The Cook Islands and Nevis also have strong privacy laws and legislation which makes their trusts almost impenetrable.

Cook Islands, A Paradise of Impenetrable Assets

​4. Use an Offshore Trust to Preserve Generational Wealth by Avoiding Inheritance Tax

Trusts and Foundations are good options for preserving generational wealth. Because they are not owned by you, they are not affected by any financial mishaps such as legal judgments or even bankruptcy.

The Trust will be at the top of your Offshore pyramid, owning shares of your confidential Offshore Companies which may in turn, own assets in your home country or other high-tax jurisdictions.

​5. Protect Assets prior to Marriage

As Rockefeller once said, Trusts are the perfect way to “Own nothing and control everything”.

How Trusts and Foundations are Used:

John was planning to marry his long-term fiancé. John had a net worth of more than £8m and lived in London. His assets included shares in his family business, investments in listed companies, and cash.

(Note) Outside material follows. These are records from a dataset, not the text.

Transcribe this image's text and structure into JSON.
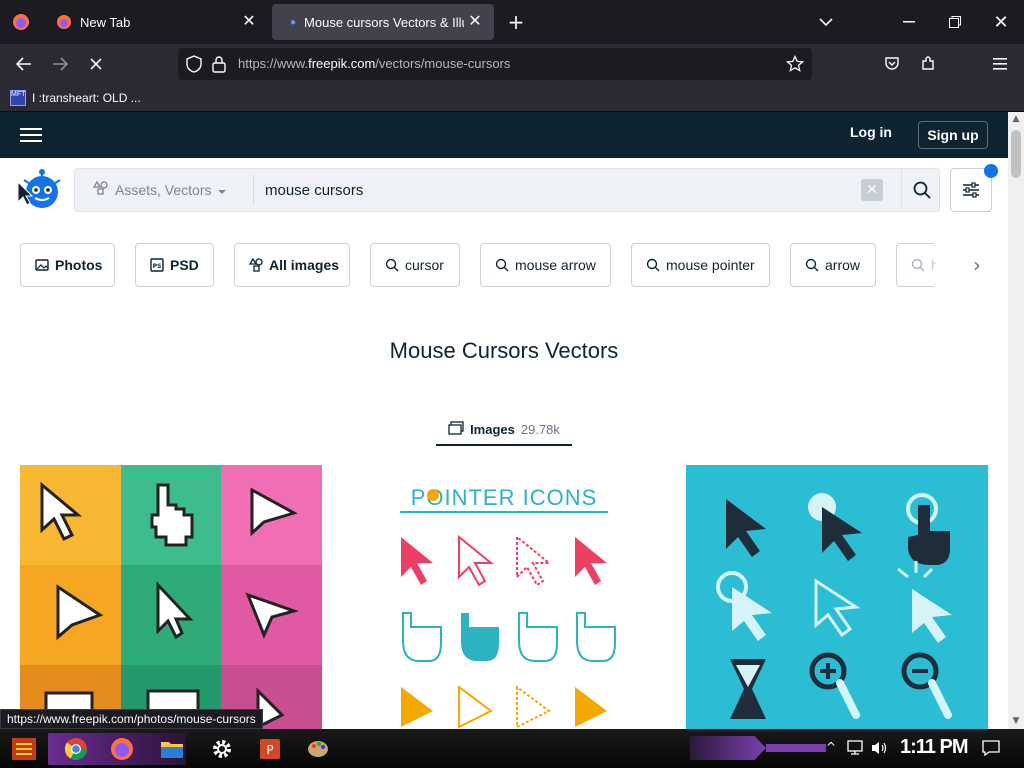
{
  "browser": {
    "tabs": [
      {
        "label": "New Tab",
        "active": false
      },
      {
        "label": "Mouse cursors Vectors & Illu",
        "active": true
      }
    ],
    "url_prefix": "https://www.",
    "url_host": "freepik.com",
    "url_path": "/vectors/mouse-cursors",
    "bookmark_label": "I :transheart: OLD ...",
    "bookmark_icon_text": "MFT"
  },
  "site": {
    "login_label": "Log in",
    "signup_label": "Sign up",
    "search": {
      "asset_type": "Assets, Vectors",
      "query": "mouse cursors"
    },
    "chips": [
      {
        "label": "Photos",
        "icon": "photo-icon"
      },
      {
        "label": "PSD",
        "icon": "psd-icon"
      },
      {
        "label": "All images",
        "icon": "shapes-icon"
      },
      {
        "label": "cursor",
        "icon": "search-icon"
      },
      {
        "label": "mouse arrow",
        "icon": "search-icon"
      },
      {
        "label": "mouse pointer",
        "icon": "search-icon"
      },
      {
        "label": "arrow",
        "icon": "search-icon"
      },
      {
        "label": "ha",
        "icon": "search-icon"
      }
    ],
    "page_title": "Mouse Cursors Vectors",
    "images_tab": {
      "label": "Images",
      "count": "29.78k"
    },
    "card2_heading": "POINTER ICONS"
  },
  "status_url": "https://www.freepik.com/photos/mouse-cursors",
  "taskbar": {
    "clock": "1:11 PM"
  },
  "colors": {
    "brand_dark": "#0e2431",
    "accent_blue": "#1273eb",
    "card3_bg": "#2bbdd4"
  }
}
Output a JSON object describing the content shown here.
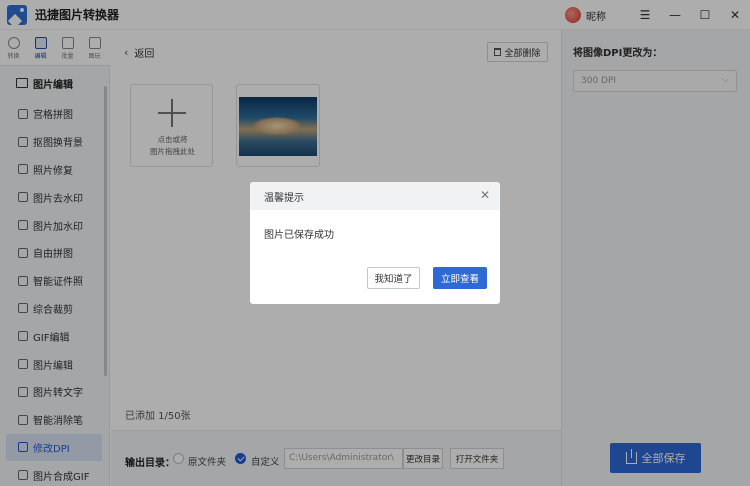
{
  "app": {
    "title": "迅捷图片转换器",
    "nickname": "昵称",
    "window_buttons": {
      "menu": "☰",
      "minimize": "—",
      "maximize": "☐",
      "close": "✕"
    }
  },
  "iconbar": [
    {
      "label": "转换",
      "icon": "convert-icon"
    },
    {
      "label": "编辑",
      "icon": "edit-icon",
      "active": true
    },
    {
      "label": "批量",
      "icon": "batch-icon"
    },
    {
      "label": "图玩",
      "icon": "image-play-icon"
    }
  ],
  "sidebar": {
    "section": "图片编辑",
    "items": [
      {
        "label": "宫格拼图"
      },
      {
        "label": "抠图换背景"
      },
      {
        "label": "照片修复"
      },
      {
        "label": "图片去水印"
      },
      {
        "label": "图片加水印"
      },
      {
        "label": "自由拼图"
      },
      {
        "label": "智能证件照"
      },
      {
        "label": "综合裁剪"
      },
      {
        "label": "GIF编辑"
      },
      {
        "label": "图片编辑"
      },
      {
        "label": "图片转文字"
      },
      {
        "label": "智能消除笔"
      },
      {
        "label": "修改DPI",
        "active": true
      },
      {
        "label": "图片合成GIF"
      }
    ]
  },
  "main": {
    "back_label": "返回",
    "delete_all_label": "全部删除",
    "add_tile_line1": "点击或将",
    "add_tile_line2": "图片拖拽此处",
    "added_count": "已添加 1/50张"
  },
  "bottom": {
    "output_label": "输出目录：",
    "option_original": "原文件夹",
    "option_custom": "自定义",
    "path_value": "C:\\Users\\Administrator\\",
    "change_dir_label": "更改目录",
    "open_folder_label": "打开文件夹"
  },
  "right_panel": {
    "dpi_title": "将图像DPI更改为：",
    "dpi_value": "300 DPI",
    "save_all_label": "全部保存"
  },
  "dialog": {
    "title": "温馨提示",
    "message": "图片已保存成功",
    "ok_label": "我知道了",
    "view_label": "立即查看"
  },
  "colors": {
    "accent": "#2f69d6",
    "active_bg": "#dbe4f3",
    "overlay": "rgba(0,0,0,0.32)"
  }
}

Having heard some horror stories about divorce law in the UK, John wanted to ensure his assets were protected no matter what. After speaking to us, we set up a Foundation in Lichtenstein, and he donated most of his assets to the Foundation. John was still in control of his assets, but he was no longer classed as the Ultimate Beneficial Owner.

John started his marriage with the peace of mind that his assets were safe and secure in all eventualities. He was also able to avoid the awkward conversation about pre-nuptial agreements.

6. Secure Assets Before Moving to a High Tax Country

Charles had been living in Monaco for over ten years, but in need of a change and a new challenge, he decided to move to California. After living in a tax haven for the last ten years, Charles wanted to legally protect his $12m net worth from the US tax authorities before he became a legal resident.

Charles donated most of his assets to a Seychelles Foundation. That not only protected his assets from the dangers of a more litigious society, but he also protected his income of $700,000 per year from US taxes as he is no longer the owner of the assets producing the income. When he needs funds from the foundation, he requests a loan from the trustees on commercial terms. As it’s a loan from the trust, it’s not taxable. Charles can spend the next few years in California, safe in the knowledge that his assets and income are safe and secure.

An offshore trust can be a key part of your asset protection strategy. It’s not necessary in every case and adds a little to your annual costs. However, anyone with substantial assets to protect should consider using an offshore trust. There are a wide variety of jurisdictions that will work well. Your unique situation, including the risks that you face and the jurisdiction where you live, will determine the best overall strategy for you.

For more information on asset protection strategies, our special report – Bullet Proof Asset Protection goes into more detail about offshore trusts, foundations, offshore companies, banking, and overseas residencies. It’s a must-read if you have wealth to protect. Click here to get a discounted copy instantly.